### Task item
Please write each record out again word for word.

:::

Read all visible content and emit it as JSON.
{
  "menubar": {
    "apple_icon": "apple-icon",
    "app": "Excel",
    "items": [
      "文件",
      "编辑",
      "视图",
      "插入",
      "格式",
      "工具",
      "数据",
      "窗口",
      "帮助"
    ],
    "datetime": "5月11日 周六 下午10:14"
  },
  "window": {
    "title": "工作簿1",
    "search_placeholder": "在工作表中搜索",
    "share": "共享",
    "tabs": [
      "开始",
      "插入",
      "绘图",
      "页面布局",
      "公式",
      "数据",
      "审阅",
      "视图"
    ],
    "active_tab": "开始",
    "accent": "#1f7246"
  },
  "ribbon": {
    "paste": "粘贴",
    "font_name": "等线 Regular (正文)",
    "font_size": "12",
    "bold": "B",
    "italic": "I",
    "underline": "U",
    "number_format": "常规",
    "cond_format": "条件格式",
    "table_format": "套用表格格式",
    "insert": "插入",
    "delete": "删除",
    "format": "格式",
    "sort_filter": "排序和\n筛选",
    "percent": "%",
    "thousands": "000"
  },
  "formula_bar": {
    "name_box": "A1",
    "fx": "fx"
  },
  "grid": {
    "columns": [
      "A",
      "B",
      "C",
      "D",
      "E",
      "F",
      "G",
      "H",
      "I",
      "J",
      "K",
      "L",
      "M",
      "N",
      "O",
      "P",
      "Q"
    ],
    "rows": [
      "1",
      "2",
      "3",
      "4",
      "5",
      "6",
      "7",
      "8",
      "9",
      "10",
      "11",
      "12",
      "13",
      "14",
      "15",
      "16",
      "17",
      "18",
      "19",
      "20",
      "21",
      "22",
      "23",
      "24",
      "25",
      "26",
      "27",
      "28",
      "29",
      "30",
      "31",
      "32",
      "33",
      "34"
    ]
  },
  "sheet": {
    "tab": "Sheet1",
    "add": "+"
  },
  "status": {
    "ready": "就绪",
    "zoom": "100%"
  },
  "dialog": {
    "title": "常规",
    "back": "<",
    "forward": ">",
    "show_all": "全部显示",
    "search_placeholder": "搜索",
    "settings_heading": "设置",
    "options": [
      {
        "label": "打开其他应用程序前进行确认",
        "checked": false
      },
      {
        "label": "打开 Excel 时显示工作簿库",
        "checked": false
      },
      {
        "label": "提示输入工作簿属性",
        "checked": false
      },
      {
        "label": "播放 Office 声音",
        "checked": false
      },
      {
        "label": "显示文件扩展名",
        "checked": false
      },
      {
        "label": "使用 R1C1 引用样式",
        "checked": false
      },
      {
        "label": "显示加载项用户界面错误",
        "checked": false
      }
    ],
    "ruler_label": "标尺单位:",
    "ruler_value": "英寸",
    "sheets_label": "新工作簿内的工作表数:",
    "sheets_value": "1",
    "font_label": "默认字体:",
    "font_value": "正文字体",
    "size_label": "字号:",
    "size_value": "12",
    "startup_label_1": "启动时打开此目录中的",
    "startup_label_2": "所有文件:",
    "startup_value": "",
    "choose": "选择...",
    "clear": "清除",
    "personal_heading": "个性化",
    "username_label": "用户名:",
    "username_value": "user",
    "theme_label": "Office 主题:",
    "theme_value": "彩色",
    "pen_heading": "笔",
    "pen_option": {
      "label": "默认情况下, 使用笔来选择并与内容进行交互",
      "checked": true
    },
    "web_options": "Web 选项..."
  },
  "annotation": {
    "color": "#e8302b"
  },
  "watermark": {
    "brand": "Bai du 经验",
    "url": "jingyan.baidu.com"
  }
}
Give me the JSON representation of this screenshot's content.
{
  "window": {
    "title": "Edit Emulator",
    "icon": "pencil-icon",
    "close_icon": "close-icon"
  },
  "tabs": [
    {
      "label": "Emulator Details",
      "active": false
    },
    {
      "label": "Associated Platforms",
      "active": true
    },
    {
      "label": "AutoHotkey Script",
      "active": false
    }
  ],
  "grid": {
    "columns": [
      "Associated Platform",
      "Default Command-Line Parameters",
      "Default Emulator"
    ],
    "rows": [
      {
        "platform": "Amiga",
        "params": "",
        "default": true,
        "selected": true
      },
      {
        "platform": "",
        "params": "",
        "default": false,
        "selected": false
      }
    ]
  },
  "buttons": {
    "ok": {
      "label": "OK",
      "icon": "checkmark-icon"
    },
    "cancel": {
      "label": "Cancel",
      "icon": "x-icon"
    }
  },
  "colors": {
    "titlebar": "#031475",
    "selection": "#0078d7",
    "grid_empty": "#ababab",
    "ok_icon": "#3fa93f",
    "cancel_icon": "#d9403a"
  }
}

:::

### Exercise result
Read all visible content and emit it as JSON.
{
  "menubar": {
    "apple_icon": "apple-icon",
    "app": "Excel",
    "items": [
      "文件",
      "编辑",
      "视图",
      "插入",
      "格式",
      "工具",
      "数据",
      "窗口",
      "帮助"
    ],
    "datetime": "5月11日 周六 下午10:14"
  },
  "window": {
    "title": "工作簿1",
    "search_placeholder": "在工作表中搜索",
    "share": "共享",
    "tabs": [
      "开始",
      "插入",
      "绘图",
      "页面布局",
      "公式",
      "数据",
      "审阅",
      "视图"
    ],
    "active_tab": "开始",
    "accent": "#1f7246"
  },
  "ribbon": {
    "paste": "粘贴",
    "font_name": "等线 Regular (正文)",
    "font_size": "12",
    "bold": "B",
    "italic": "I",
    "underline": "U",
    "number_format": "常规",
    "cond_format": "条件格式",
    "table_format": "套用表格格式",
    "insert": "插入",
    "delete": "删除",
    "format": "格式",
    "sort_filter": "排序和\n筛选",
    "percent": "%",
    "thousands": "000"
  },
  "formula_bar": {
    "name_box": "A1",
    "fx": "fx"
  },
  "grid": {
    "columns": [
      "A",
      "B",
      "C",
      "D",
      "E",
      "F",
      "G",
      "H",
      "I",
      "J",
      "K",
      "L",
      "M",
      "N",
      "O",
      "P",
      "Q"
    ],
    "rows": [
      "1",
      "2",
      "3",
      "4",
      "5",
      "6",
      "7",
      "8",
      "9",
      "10",
      "11",
      "12",
      "13",
      "14",
      "15",
      "16",
      "17",
      "18",
      "19",
      "20",
      "21",
      "22",
      "23",
      "24",
      "25",
      "26",
      "27",
      "28",
      "29",
      "30",
      "31",
      "32",
      "33",
      "34"
    ]
  },
  "sheet": {
    "tab": "Sheet1",
    "add": "+"
  },
  "status": {
    "ready": "就绪",
    "zoom": "100%"
  },
  "dialog": {
    "title": "常规",
    "back": "<",
    "forward": ">",
    "show_all": "全部显示",
    "search_placeholder": "搜索",
    "settings_heading": "设置",
    "options": [
      {
        "label": "打开其他应用程序前进行确认",
        "checked": false
      },
      {
        "label": "打开 Excel 时显示工作簿库",
        "checked": false
      },
      {
        "label": "提示输入工作簿属性",
        "checked": false
      },
      {
        "label": "播放 Office 声音",
        "checked": false
      },
      {
        "label": "显示文件扩展名",
        "checked": false
      },
      {
        "label": "使用 R1C1 引用样式",
        "checked": false
      },
      {
        "label": "显示加载项用户界面错误",
        "checked": false
      }
    ],
    "ruler_label": "标尺单位:",
    "ruler_value": "英寸",
    "sheets_label": "新工作簿内的工作表数:",
    "sheets_value": "1",
    "font_label": "默认字体:",
    "font_value": "正文字体",
    "size_label": "字号:",
    "size_value": "12",
    "startup_label_1": "启动时打开此目录中的",
    "startup_label_2": "所有文件:",
    "startup_value": "",
    "choose": "选择...",
    "clear": "清除",
    "personal_heading": "个性化",
    "username_label": "用户名:",
    "username_value": "user",
    "theme_label": "Office 主题:",
    "theme_value": "彩色",
    "pen_heading": "笔",
    "pen_option": {
      "label": "默认情况下, 使用笔来选择并与内容进行交互",
      "checked": true
    },
    "web_options": "Web 选项..."
  },
  "annotation": {
    "color": "#e8302b"
  },
  "watermark": {
    "brand": "Bai du 经验",
    "url": "jingyan.baidu.com"
  }
}
Give me the JSON representation of this screenshot's content.
{
  "window": {
    "title": "Edit Emulator",
    "icon": "pencil-icon",
    "close_icon": "close-icon"
  },
  "tabs": [
    {
      "label": "Emulator Details",
      "active": false
    },
    {
      "label": "Associated Platforms",
      "active": true
    },
    {
      "label": "AutoHotkey Script",
      "active": false
    }
  ],
  "grid": {
    "columns": [
      "Associated Platform",
      "Default Command-Line Parameters",
      "Default Emulator"
    ],
    "rows": [
      {
        "platform": "Amiga",
        "params": "",
        "default": true,
        "selected": true
      },
      {
        "platform": "",
        "params": "",
        "default": false,
        "selected": false
      }
    ]
  },
  "buttons": {
    "ok": {
      "label": "OK",
      "icon": "checkmark-icon"
    },
    "cancel": {
      "label": "Cancel",
      "icon": "x-icon"
    }
  },
  "colors": {
    "titlebar": "#031475",
    "selection": "#0078d7",
    "grid_empty": "#ababab",
    "ok_icon": "#3fa93f",
    "cancel_icon": "#d9403a"
  }
}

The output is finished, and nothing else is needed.